State Minister for Education Rosemary Sseninde’s daughter plays women football with Queens Parker Rangers in the UK.
She recently organized an event in Uganda that attracted some of her supporters and I think officials from the UK. The visitors arrived in Uganda at the time of the Arua municipality by-election.
The killing of MP Robert Kyagulanyi’s driver Yasin Kawuma and the brutal arrest and torture of MPs and civilians due to the alleged stoning of President Museveni’s convoy is information they consumed daily from the media until they left the country.
I met one of these visitors recently in Goa, India during the World Islamic Economic Forum (WIFE) meetings and all he asked me about Uganda is whether the brutalized and tortured MPs have now been released. In fact he is the one who informed me that Rosemary Sseninde’s daughter is a good footballer.
You can imagine this gentleman came to Uganda courtesy of Sseninde’s daughter that plays football but all he remembers about Uganda is the torture and brutal arrest of leaders. That is the striking story he carried from Uganda.
Those torturing people ought to remember the bad publicity the late President Idi Amin Dada generated because of his government’s atrocities. I have visited a number of countries and Idi Amin remains the most known Ugandan, even in death.
It is at the Goa meetings that I learnt why Amin’s story has refused to die. I also met Indians born in Masaka and Mbarara, some of whom Idi Amin summarily deported from Uganda in 1972. The most interesting thing is that those talking about Amin are not only the old Indians that suffered his wrath but their children as well.
One of these children living in the UK still remembers that his dad was born in Uganda but got expelled by Amin. I think the expulsion of Indians is a story that will outlive many generations. The expelled Indians, as you know, sought asylum in many countries. Today either them or their children live in Canada, USA and Europe.
They are the ones who marketed Amin. Their story is the story of being expelled from Uganda by a dictator. People who travel know how many times they have been asked about Amin.
It is not guerillas or the peace ushered in by the Museveni government that is remembered, but the excesses of Amin. I was born two years into Amin’s regime but here I am being asked about his excesses.
That is what these soldiers being deployed to brutalize people must be aware. The regime they are seeking to protect will go but Uganda will remain. These human beings they are torturing will die but the damage they are causing to their country will remain.
While in India, I read about Kanye West’s visit and the kind of hullabaloo it attracted. Obviously the president who wants to associate with crowd pullers, including those who had sex during a live television broadcast, had to host him. I later read comments my friend Tourism minister Prof Ephraim Kamuntu made about Kanye West’s visit and how it would boost our tourism.

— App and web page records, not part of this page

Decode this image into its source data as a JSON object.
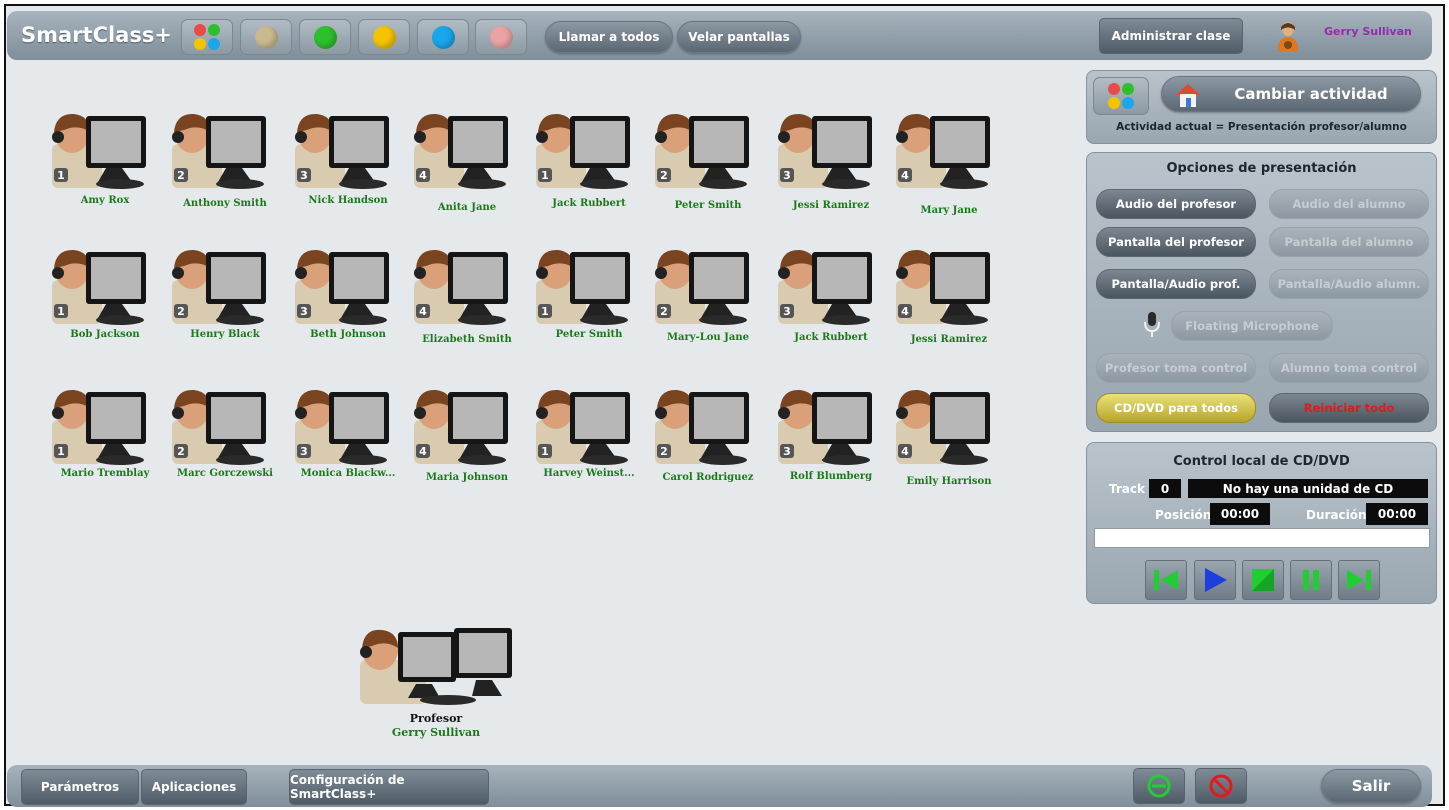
{
  "app": {
    "title": "SmartClass+"
  },
  "header": {
    "call_all": "Llamar a todos",
    "blank_screens": "Velar pantallas",
    "manage_class": "Administrar clase",
    "user_name": "Gerry Sullivan",
    "group_colors": [
      "#c9b98f",
      "#2cc02c",
      "#f5c400",
      "#1aa6ea",
      "#e9a3a3"
    ]
  },
  "students": [
    {
      "name": "Amy Rox",
      "num": "1"
    },
    {
      "name": "Anthony Smith",
      "num": "2"
    },
    {
      "name": "Nick Handson",
      "num": "3"
    },
    {
      "name": "Anita Jane",
      "num": "4"
    },
    {
      "name": "Jack Rubbert",
      "num": "1"
    },
    {
      "name": "Peter Smith",
      "num": "2"
    },
    {
      "name": "Jessi Ramirez",
      "num": "3"
    },
    {
      "name": "Mary Jane",
      "num": "4"
    },
    {
      "name": "Bob Jackson",
      "num": "1"
    },
    {
      "name": "Henry Black",
      "num": "2"
    },
    {
      "name": "Beth Johnson",
      "num": "3"
    },
    {
      "name": "Elizabeth Smith",
      "num": "4"
    },
    {
      "name": "Peter Smith",
      "num": "1"
    },
    {
      "name": "Mary-Lou Jane",
      "num": "2"
    },
    {
      "name": "Jack Rubbert",
      "num": "3"
    },
    {
      "name": "Jessi Ramirez",
      "num": "4"
    },
    {
      "name": "Mario Tremblay",
      "num": "1"
    },
    {
      "name": "Marc Gorczewski",
      "num": "2"
    },
    {
      "name": "Monica Blackw...",
      "num": "3"
    },
    {
      "name": "Maria Johnson",
      "num": "4"
    },
    {
      "name": "Harvey Weinst...",
      "num": "1"
    },
    {
      "name": "Carol Rodriguez",
      "num": "2"
    },
    {
      "name": "Rolf Blumberg",
      "num": "3"
    },
    {
      "name": "Emily Harrison",
      "num": "4"
    }
  ],
  "teacher": {
    "label": "Profesor",
    "name": "Gerry Sullivan"
  },
  "activity": {
    "change_label": "Cambiar actividad",
    "current": "Actividad actual = Presentación profesor/alumno"
  },
  "presentation": {
    "title": "Opciones de presentación",
    "teacher_audio": "Audio del profesor",
    "student_audio": "Audio del alumno",
    "teacher_screen": "Pantalla del profesor",
    "student_screen": "Pantalla del alumno",
    "teacher_screen_audio": "Pantalla/Audio prof.",
    "student_screen_audio": "Pantalla/Audio alumn.",
    "floating_mic": "Floating Microphone",
    "teacher_control": "Profesor toma control",
    "student_control": "Alumno toma control",
    "cd_all": "CD/DVD para todos",
    "reset_all": "Reiniciar todo"
  },
  "cd": {
    "title": "Control local de CD/DVD",
    "track_label": "Track",
    "track_value": "0",
    "status": "No hay una unidad de CD",
    "position_label": "Posición",
    "position_value": "00:00",
    "duration_label": "Duración",
    "duration_value": "00:00"
  },
  "footer": {
    "params": "Parámetros",
    "apps": "Aplicaciones",
    "config": "Configuración de SmartClass+",
    "exit": "Salir"
  }
}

And what do they do to crown Kanye West visit’s? Unleash armed men on the street to display their skills of torture. We are now not discussing Kanye West anymore but the brutal arrest of Yusuf Kawooya, the Democratic Party supporter who was arrested recently.

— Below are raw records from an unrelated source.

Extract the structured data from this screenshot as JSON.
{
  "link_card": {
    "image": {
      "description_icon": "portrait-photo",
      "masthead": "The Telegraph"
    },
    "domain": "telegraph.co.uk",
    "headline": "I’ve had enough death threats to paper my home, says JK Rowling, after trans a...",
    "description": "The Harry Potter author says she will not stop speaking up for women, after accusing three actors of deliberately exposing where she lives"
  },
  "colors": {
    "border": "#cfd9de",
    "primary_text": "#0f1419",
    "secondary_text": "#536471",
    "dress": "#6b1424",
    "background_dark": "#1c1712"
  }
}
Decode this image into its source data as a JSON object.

He was abducted on the streets in the city centre by armed men who repeatedly hit him even after his surrender. Then a statement was issued by the UPDF that said they had arrested the tormentors. What about those who killed Yasin? MP Francis Zaake can hardly walk. Where are the fellows who have disabled him?
I think the country faces a serious crisis. Mr Museveni has not only maintained military presence in towns but it appears he asked his guards to take over police roles. And for me that is what we must now address. Why should people in civilian clothes, some shabbily dressed, be the ones to carry out arrests?

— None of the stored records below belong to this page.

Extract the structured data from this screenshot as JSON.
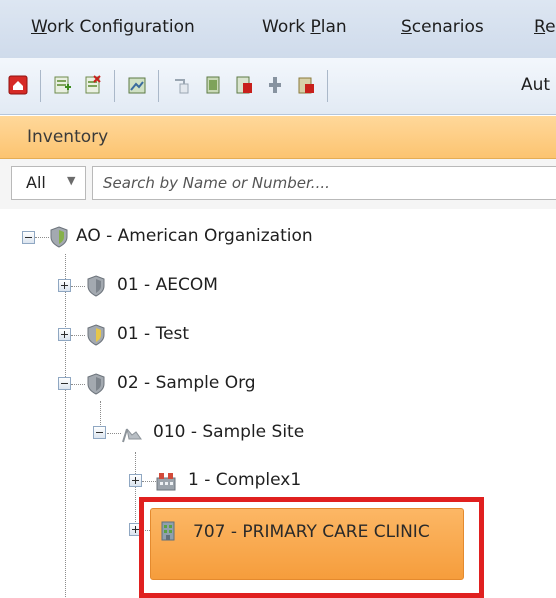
{
  "menubar": {
    "items": [
      {
        "label": "Work Configuration",
        "mnemonic": "W"
      },
      {
        "label": "Work Plan",
        "mnemonic": "P"
      },
      {
        "label": "Scenarios",
        "mnemonic": "S"
      },
      {
        "label": "Re",
        "mnemonic": "R"
      }
    ]
  },
  "toolbar": {
    "icons": [
      "home-icon",
      "add-record-icon",
      "delete-record-icon",
      "edit-record-icon",
      "copy-icon",
      "book-icon",
      "export-icon",
      "move-icon",
      "print-icon"
    ],
    "auto_label": "Aut"
  },
  "panel": {
    "title": "Inventory"
  },
  "search": {
    "filter_value": "All",
    "placeholder": "Search by Name or Number...."
  },
  "tree": {
    "nodes": [
      {
        "label": "AO - American Organization",
        "icon": "shield-icon",
        "expanded": true
      },
      {
        "label": "01 - AECOM",
        "icon": "shield-icon",
        "expanded": false
      },
      {
        "label": "01 - Test",
        "icon": "shield-icon",
        "expanded": false
      },
      {
        "label": "02 - Sample Org",
        "icon": "shield-icon",
        "expanded": true
      },
      {
        "label": "010 - Sample Site",
        "icon": "flag-icon",
        "expanded": true
      },
      {
        "label": "1 - Complex1",
        "icon": "complex-icon",
        "expanded": false
      },
      {
        "label": "707 - PRIMARY CARE CLINIC",
        "icon": "building-icon",
        "expanded": false,
        "selected": true
      }
    ]
  },
  "colors": {
    "selection": "#f8a544",
    "highlight_border": "#e0201f",
    "panel_header": "#fcc471"
  }
}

In my constituency, I saw military men on trucks patrolling and I was excited, thinking they were out of the barracks to boost security. On Monday evening I was shocked when I saw on NTV news of a soldier carrying a gun and running after taxi drivers that were demonstrating.
Of course, police is not any better but we must force these military men back into their barracks or at least stop them from brutalizing and torturing our people. If we don’t stop them, we should expect more deaths and torture.
The author is Kira Municipality MP and opposition chief whip in parliament.